Nott watches him carefully, and tonight of all nights he ducks from her scrutiny. She is the only person whom he always allows to see him, fully, for everything he is and is not, but not tonight. It is too dangerous; he cannot guess what might lie behind his eyes.

Trent Ikithon has not been sitting idly by for the last sixteen years. Neither have Astrid or Eodwulf, both certainly growing in strength while he was trapped in his mind in an asylum. He doesn’t know what they are capable of, so he doesn’t know what he is capable of if they manage to find him.

When they manage to find him. He strolled straight back into their grasp, through the doors of the throne room of the Dwendalian Empire.

After all of the running he has done, he handed himself over to them. It is this that terrifies him; he should’ve fought tooth and nail to escape the awareness of the Righteous Brand today, and yet he stayed after the fight, shuffled to the pyre of his own volition.

He’s fought so long; perhaps he has no fight left to give.

He shivers, and Nott takes his hand gently, comically large, as always, in her own. “I promise that if it comes to it, I will kill you,” she says softly. “But only if it comes to it, and not without trying our best to save you first.”

He won’t drag her further over the line than this, he knows. It is the bargain he has struck with her, after all. It is only fair.

“Then, Nott the Brave,” he says, and the shaking breath precedes calm, steady hands. “If we can stop this war, and it does not come to that, will you help me burn the heart from the Cerberus Assembly?”

“What about Astrid?” she asks. “And your other friend…”

“Eodwulf,” he offers, and the name is unpracticed and rusty on his tongue. “I think they are beyond saving, Nott. Remember that they have murdered their own families, as I have, and they continued on with their lives.” When she doesn’t answer, he lets his eyes close, and the images of his nightmares flash behind his eyes. “They are monsters. I was a monster, once. And I could not recognize it until it was far too late.” Without the vulnerability of the world in front of his eyes, he pushes his hair behind his ears. “Perhaps I am still a monster. It is in my nature, for having not seen that before.”

“Caleb, you were a child,” she reminds him, and he can feel the tears prickling at his eyes. “The people teaching you are the only ones responsible for leading you to believe that wasn’t wrong.”

He cannot open his eyes now, cannot unleash the floodgates, but it doesn’t matter; Nott wraps her arms around his slim shoulders and pulls him into her shoulder, and the tears begin to flow, traitorous.
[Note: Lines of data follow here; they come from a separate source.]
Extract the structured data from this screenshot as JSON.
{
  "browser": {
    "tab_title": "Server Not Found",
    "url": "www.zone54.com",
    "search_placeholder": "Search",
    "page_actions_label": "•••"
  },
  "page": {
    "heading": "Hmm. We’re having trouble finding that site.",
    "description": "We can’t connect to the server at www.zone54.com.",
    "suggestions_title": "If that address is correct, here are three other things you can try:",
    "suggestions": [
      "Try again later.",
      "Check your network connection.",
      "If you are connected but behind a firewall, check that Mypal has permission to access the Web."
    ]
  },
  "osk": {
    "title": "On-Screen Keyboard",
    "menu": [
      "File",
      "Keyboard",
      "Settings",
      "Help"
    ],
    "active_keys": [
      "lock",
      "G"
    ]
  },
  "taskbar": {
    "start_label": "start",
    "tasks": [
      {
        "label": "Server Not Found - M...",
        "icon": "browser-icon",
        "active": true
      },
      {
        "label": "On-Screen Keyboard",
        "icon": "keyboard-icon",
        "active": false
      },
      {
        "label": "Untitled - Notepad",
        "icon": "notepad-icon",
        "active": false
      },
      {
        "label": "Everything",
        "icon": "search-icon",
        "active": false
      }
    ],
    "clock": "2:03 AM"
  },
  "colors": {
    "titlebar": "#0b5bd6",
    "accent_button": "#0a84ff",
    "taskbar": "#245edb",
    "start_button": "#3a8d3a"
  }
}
“You learned better all on your own,” she says, as he sobs into her sweater. “You don’t need to prove it again and again to feel like you’re worthy of forgiveness.”
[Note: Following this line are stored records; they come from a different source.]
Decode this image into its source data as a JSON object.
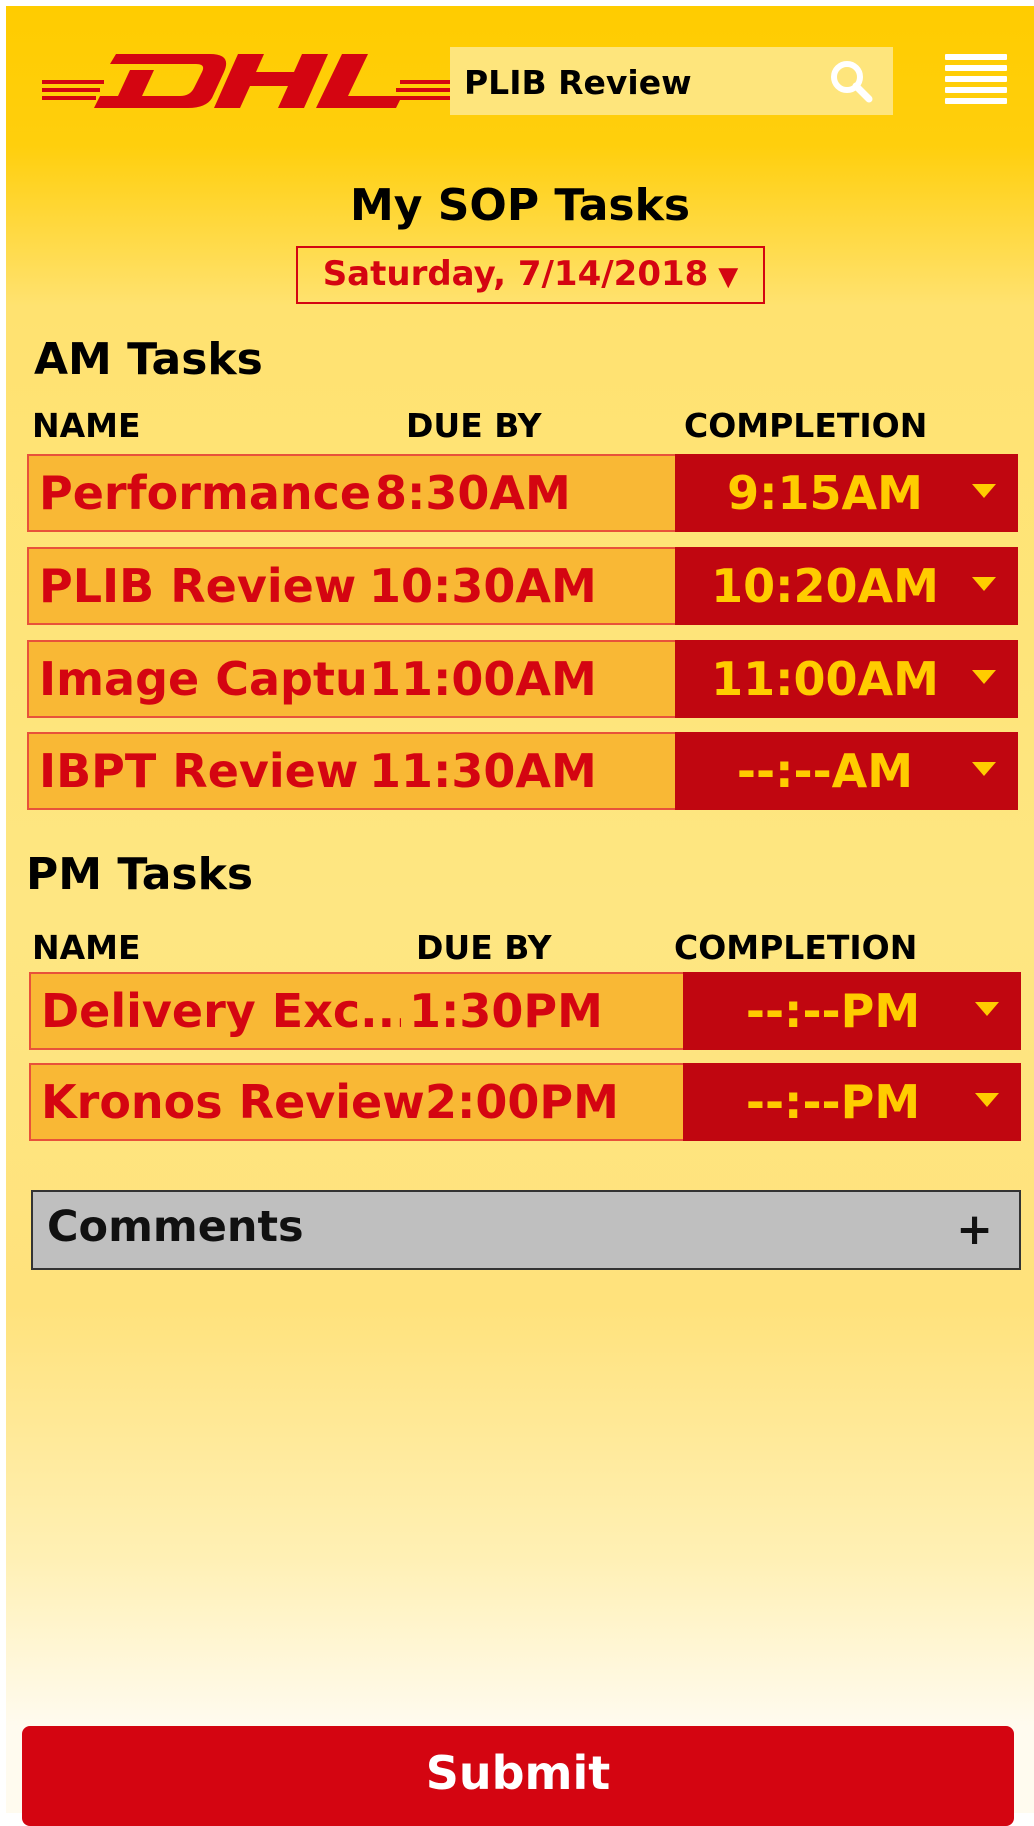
{
  "header": {
    "brand": "DHL",
    "search_value": "PLIB Review"
  },
  "page": {
    "title": "My SOP Tasks",
    "date": "Saturday, 7/14/2018"
  },
  "columns": {
    "name": "NAME",
    "due": "DUE BY",
    "completion": "COMPLETION"
  },
  "am": {
    "title": "AM Tasks",
    "tasks": [
      {
        "name": "Performance...",
        "due": "8:30AM",
        "completion": "9:15AM"
      },
      {
        "name": "PLIB Review",
        "due": "10:30AM",
        "completion": "10:20AM"
      },
      {
        "name": "Image Captu...",
        "due": "11:00AM",
        "completion": "11:00AM"
      },
      {
        "name": "IBPT Review",
        "due": "11:30AM",
        "completion": "--:--AM"
      }
    ]
  },
  "pm": {
    "title": "PM Tasks",
    "tasks": [
      {
        "name": "Delivery Exc...",
        "due": "1:30PM",
        "completion": "--:--PM"
      },
      {
        "name": "Kronos Review",
        "due": "2:00PM",
        "completion": "--:--PM"
      }
    ]
  },
  "comments": {
    "label": "Comments",
    "toggle": "+"
  },
  "submit_label": "Submit",
  "colors": {
    "dhl_yellow": "#ffcc00",
    "dhl_red": "#d40511",
    "row_fill": "#f9b835",
    "completion_fill": "#c00610"
  }
}
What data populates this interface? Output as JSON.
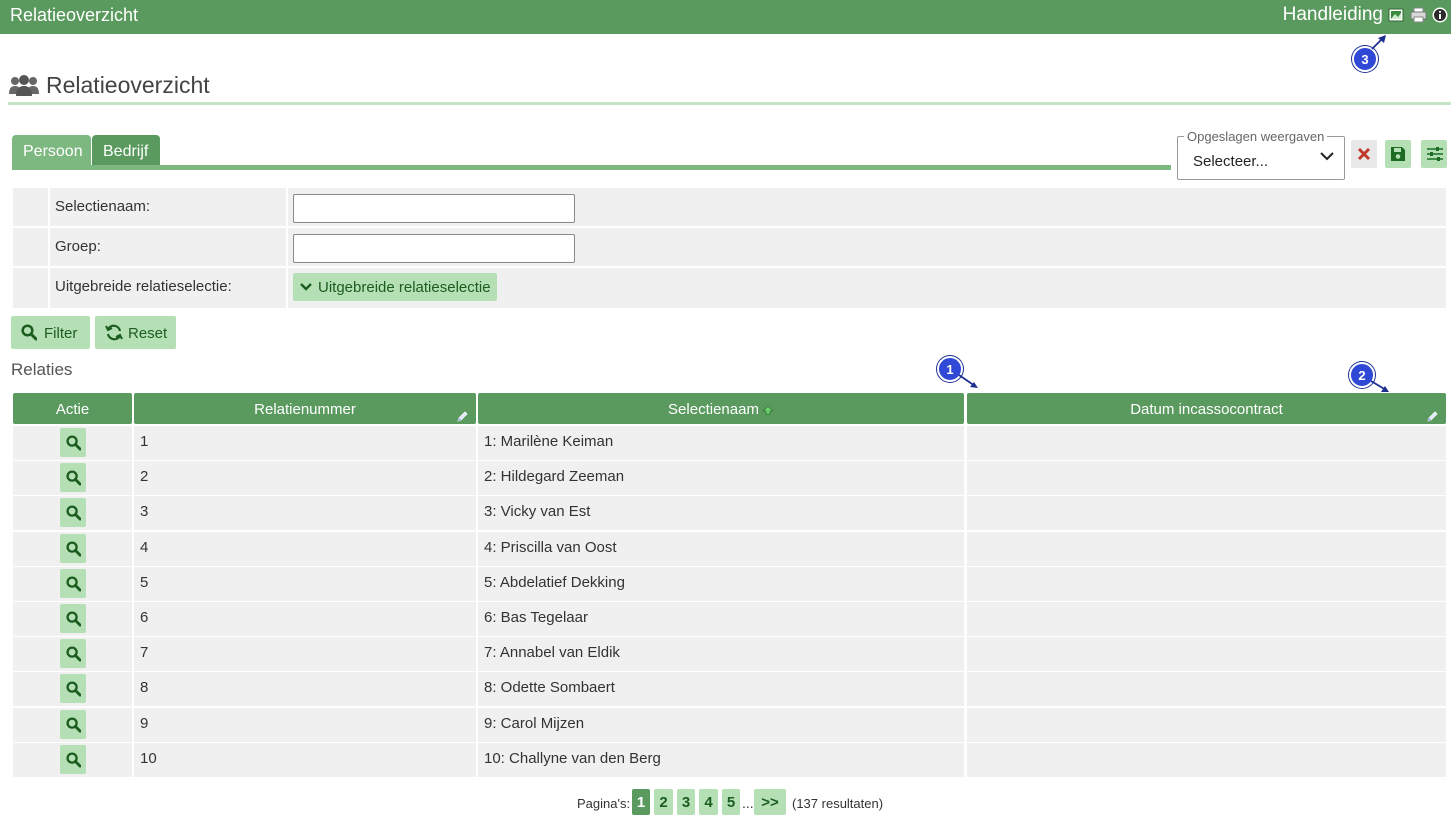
{
  "app": {
    "title": "Relatieoverzicht"
  },
  "topbar": {
    "manual_label": "Handleiding",
    "icons": [
      "image-icon",
      "printer-icon",
      "info-icon"
    ]
  },
  "page": {
    "title": "Relatieoverzicht",
    "icon": "users-icon"
  },
  "tabs": [
    {
      "label": "Persoon",
      "active": true
    },
    {
      "label": "Bedrijf",
      "active": false
    }
  ],
  "saved_views": {
    "legend": "Opgeslagen weergaven",
    "selected": "Selecteer..."
  },
  "toolbar_icons": [
    "delete-icon",
    "save-icon",
    "sliders-icon"
  ],
  "filters": {
    "selectienaam_label": "Selectienaam:",
    "selectienaam_value": "",
    "groep_label": "Groep:",
    "groep_value": "",
    "advanced_label": "Uitgebreide relatieselectie:",
    "advanced_button": "Uitgebreide relatieselectie"
  },
  "buttons": {
    "filter": "Filter",
    "reset": "Reset"
  },
  "section": {
    "label": "Relaties"
  },
  "table": {
    "columns": [
      "Actie",
      "Relatienummer",
      "Selectienaam",
      "Datum incassocontract"
    ],
    "rows": [
      {
        "nummer": "1",
        "naam": "1: Marilène Keiman",
        "datum": ""
      },
      {
        "nummer": "2",
        "naam": "2: Hildegard Zeeman",
        "datum": ""
      },
      {
        "nummer": "3",
        "naam": "3: Vicky van Est",
        "datum": ""
      },
      {
        "nummer": "4",
        "naam": "4: Priscilla van Oost",
        "datum": ""
      },
      {
        "nummer": "5",
        "naam": "5: Abdelatief Dekking",
        "datum": ""
      },
      {
        "nummer": "6",
        "naam": "6: Bas Tegelaar",
        "datum": ""
      },
      {
        "nummer": "7",
        "naam": "7: Annabel van Eldik",
        "datum": ""
      },
      {
        "nummer": "8",
        "naam": "8: Odette Sombaert",
        "datum": ""
      },
      {
        "nummer": "9",
        "naam": "9: Carol Mijzen",
        "datum": ""
      },
      {
        "nummer": "10",
        "naam": "10: Challyne van den Berg",
        "datum": ""
      }
    ]
  },
  "pagination": {
    "label": "Pagina's:",
    "pages": [
      "1",
      "2",
      "3",
      "4",
      "5"
    ],
    "current": "1",
    "ellipsis": "...",
    "next": ">>",
    "results": "(137 resultaten)"
  },
  "annotations": [
    "1",
    "2",
    "3"
  ],
  "colors": {
    "brand_green": "#5a9a5e",
    "tab_green": "#7eb881",
    "button_light_green": "#b5e0b6",
    "badge_blue": "#2f49d6",
    "delete_red": "#c0392b"
  }
}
The words ring hollow in his ears—he still cannot accept the redemption that she offers to him, but for the moment, perhaps he can allow her to hold it out in front of him, that he may one day take it.